I had been thinking of writing something about the state of road safety in the UK for a while now, but it seems that I reached a tipping point yesterday morning…
A man stands in the middle of the road shouting. He is the embodiment of rage. Apoplectic. His overtake was reckless at best. He has narrowly avoided the front row of cyclists as he swung back across the road to avoid the oncoming traffic. The group voices and signals it’s discontent. He then slams on the brakes immediately after overtaking our group of seven. Every name under the sun is used, and then he threatens to use his car as a weapon against us. Fortunately on this occasion his threats were empty.
We had been riding down the Pilgrims Way near Otford and we were two abreast. It is a narrow section of road where I would not be happy to be overtaken even as a single cyclist if there were oncoming traffic, which there often is. So I have to ask the question, when did we reach the point that the lives of others became seemingly so dispensable compared to increasing your journey time by 30 seconds? Sadly, this is not the first time I have pondered this question since returning to the UK cycling scene in the past few months.
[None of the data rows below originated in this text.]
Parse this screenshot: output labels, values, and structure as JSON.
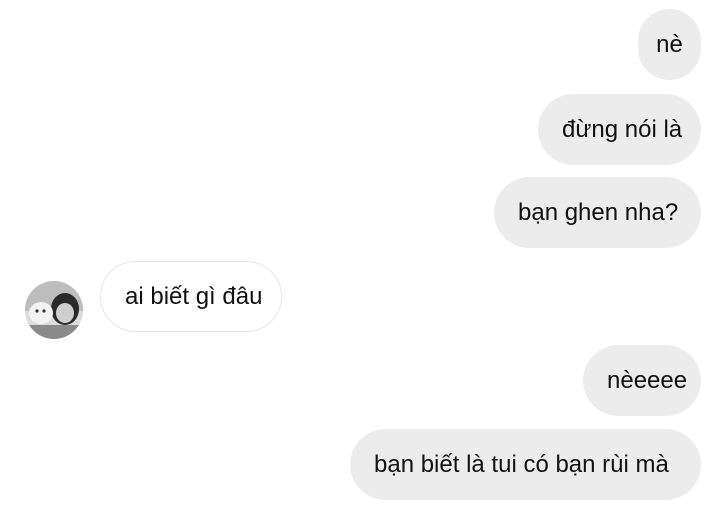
{
  "conversation": {
    "messages": [
      {
        "direction": "outgoing",
        "text": "nè"
      },
      {
        "direction": "outgoing",
        "text": "đừng nói là"
      },
      {
        "direction": "outgoing",
        "text": "bạn ghen nha?"
      },
      {
        "direction": "incoming",
        "text": "ai biết gì đâu"
      },
      {
        "direction": "outgoing",
        "text": "nèeeee"
      },
      {
        "direction": "outgoing",
        "text": "bạn biết là tui có bạn rùi mà"
      }
    ],
    "contact_avatar": "profile-photo-avatar"
  },
  "colors": {
    "background": "#ffffff",
    "outgoing_bubble": "#ececec",
    "incoming_bubble_border": "#e6e6e6",
    "text": "#111111"
  }
}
I should say at this point, that yes I know what it’s like to have a bad day, and yes I know what it’s like to make a mistake. I have made plenty. My main concern isn’t with the specific events from yesterday’s ride- during which I was going like a sack of spuds for the record. My concern lies with the culture of the clash between motorists and cyclists. You don’t have to cycle for long in London, or spend much time searching on Youtube before the problem presents itself loudly and clearly.
My sister has taken her driving test in the past three years, but apparently the issue of how to drive around cyclists was barely touched upon. She wasn’t sure if cyclists were allowed to cycle two abreast. It is legal, if you weren’t sure either. It feels wrong to me that as the number of riders on the road continues to increase, there is apparently little education or consideration for sharing the road with cyclists (from my sample of one, and my road experience). The figures are not perfect because of the low sample number for cycling journeys in a Department for Transport report from 2014, but they do show that the average distance covered by bicycle has increased from 46 miles to 49 miles per year from 1995 to 2013. On top of this the number of journeys by bicycle in London has increased by 55% in the same time period.
It scares me that I wasn’t especially taken aback by what happened yesterday, ok it’s not the first time someone has yelled in my face, but it means my mind didn’t interpret it as completely abnormal. And therein lies the real problem. I know I’m not the only person worried about this, and there are some great campaigns out there (London Cycling Campaign, THINK Cycling ) but it’s clear we have a way to go.